Will the Obama Administration Start Focusing on Desegregating Schools?

By Evette D. Champion Once Arne Duncan ends his term as Secretary of Education in December, John King will take over. While we don’t expect much to change when it comes to federal education policy, there may be one positive change in the future. King might take the necessary steps to focus the department’s energy and…

Read More →

October 1: Start Date for FAFSA Filing for 2017-2018

While I know the 2016-2017 school year just got started, there is no such thing as starting to plan too early for the 2017-2018 school year. October 1, 2016: mark it on your calendar now. Why? Because it is the official launch date for students to start filing their FAFSA forms for the 2017-2018 school…

Read More →

Five Black Historical Facts that Your Child will Never Learn in School (Part 1)

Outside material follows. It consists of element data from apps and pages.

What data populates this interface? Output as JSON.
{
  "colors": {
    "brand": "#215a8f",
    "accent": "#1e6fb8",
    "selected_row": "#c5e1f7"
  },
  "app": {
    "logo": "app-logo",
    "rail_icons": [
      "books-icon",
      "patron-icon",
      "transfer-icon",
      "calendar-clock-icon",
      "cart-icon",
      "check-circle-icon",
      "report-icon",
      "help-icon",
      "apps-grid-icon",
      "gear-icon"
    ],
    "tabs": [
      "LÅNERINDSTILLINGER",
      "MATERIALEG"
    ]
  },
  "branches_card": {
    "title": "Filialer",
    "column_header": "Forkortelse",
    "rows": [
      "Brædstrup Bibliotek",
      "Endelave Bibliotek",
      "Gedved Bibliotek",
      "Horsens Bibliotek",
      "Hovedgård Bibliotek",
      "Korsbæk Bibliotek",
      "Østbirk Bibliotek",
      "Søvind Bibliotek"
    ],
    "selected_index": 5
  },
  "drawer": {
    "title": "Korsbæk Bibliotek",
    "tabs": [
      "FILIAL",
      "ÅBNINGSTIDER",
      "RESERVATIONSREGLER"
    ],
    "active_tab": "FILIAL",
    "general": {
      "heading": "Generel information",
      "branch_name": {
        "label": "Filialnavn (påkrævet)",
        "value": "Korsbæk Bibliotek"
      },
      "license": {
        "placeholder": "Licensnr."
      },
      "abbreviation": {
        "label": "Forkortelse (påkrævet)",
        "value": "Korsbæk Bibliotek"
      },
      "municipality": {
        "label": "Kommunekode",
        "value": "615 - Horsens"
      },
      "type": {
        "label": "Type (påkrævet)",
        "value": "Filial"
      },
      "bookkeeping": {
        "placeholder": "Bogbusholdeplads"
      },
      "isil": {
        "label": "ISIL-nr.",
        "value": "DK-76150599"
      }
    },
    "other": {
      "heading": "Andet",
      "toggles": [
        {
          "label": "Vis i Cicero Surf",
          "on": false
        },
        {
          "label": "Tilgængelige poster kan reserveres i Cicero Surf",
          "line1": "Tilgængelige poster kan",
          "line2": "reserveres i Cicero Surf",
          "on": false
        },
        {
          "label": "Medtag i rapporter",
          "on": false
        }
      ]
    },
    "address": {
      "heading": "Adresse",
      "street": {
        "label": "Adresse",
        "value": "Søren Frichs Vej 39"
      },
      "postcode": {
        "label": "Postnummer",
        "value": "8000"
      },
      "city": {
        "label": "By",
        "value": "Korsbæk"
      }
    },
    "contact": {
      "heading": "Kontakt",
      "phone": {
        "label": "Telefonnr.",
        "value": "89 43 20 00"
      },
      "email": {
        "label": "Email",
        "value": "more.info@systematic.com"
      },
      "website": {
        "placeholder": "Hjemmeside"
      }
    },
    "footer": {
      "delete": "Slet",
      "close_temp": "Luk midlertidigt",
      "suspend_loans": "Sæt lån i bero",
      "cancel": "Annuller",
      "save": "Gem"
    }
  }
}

Most of our schools give history from their own perspective, and not ours. This leads to warped perspectives for young black children, low self-esteem, and a peculiar form of intellectual inadequacy. It’s up to us to fill in that void to ensure that our children learn everything they need to know. In this video, History…

Read More →

How Much is too Much in Kindergarten?

This article originally found at NPR Nowadays, kindergarteners are learning things that are increasingly more complex. When I was a child, kindergarten consisted of sitting on a mat playing games like duck-duck-goose and who stole the cookie from the cookie jar, naps, and play-doh. It was also about preparing for going to a higher grade. Of…

Read More →

Hunger Runs Rampant on College Campuses

This article originally found at The Atlantic The “Freshman 15.” We all know what that is, those 15 pesky pounds that many students gain when entering college due to a change from positive eating habits, sleep habits, workout habits, mom-feeding-you habits, to detrimental ones including late night snacking, pizza for breakfast, and dining halls with…

Read More →

The Social Value of Group Work

Using group work at particular intervals of the learning process provides students the opportunity to explore their roles, define their capacities, and develop their skills as a collective. While teachers also see the functioning of the group and evaluate the students according to the group’s role, it is easy to overlook the social benefit of…

Read More →

Kindergarteners are Being Suspended for Calling Out Answers During Class

By Evette D. Champion Annually, approximately 3 million students, most of whom are in high school, receive out-of-school suspensions. However, more and more children in preschool or kindergarten are being sent home as punishment for infractions that would make you raise your eyebrows. In a PBS NewsHour Special, John Merrow discusses suspensions within the Success Charter…

Read More →

Are We Steering Young People Towards College Without a Navigation System?

By Felicia Williams In 2011, the Common Core Standards were introduced and implemented by school districts across the United States. To date, there are 43 states that have voluntarily adopted and are working to implement the standards. One of the reasons that these Standards were designed was to ensure that students graduating from high school…

Read More →

You Don’t Have to be a Writing Expert to Help Your Child Write Well

By Tyra Seldon From my vantage point, most people either love writing or hate it—very rarely do I meet people who are ambivalent or indifferent about the topic. I can even remember some of my former students, who were optical engineering majors, asking me, “How is this relevant for my profession?” Compounding this even further…

Read More →

Back to Top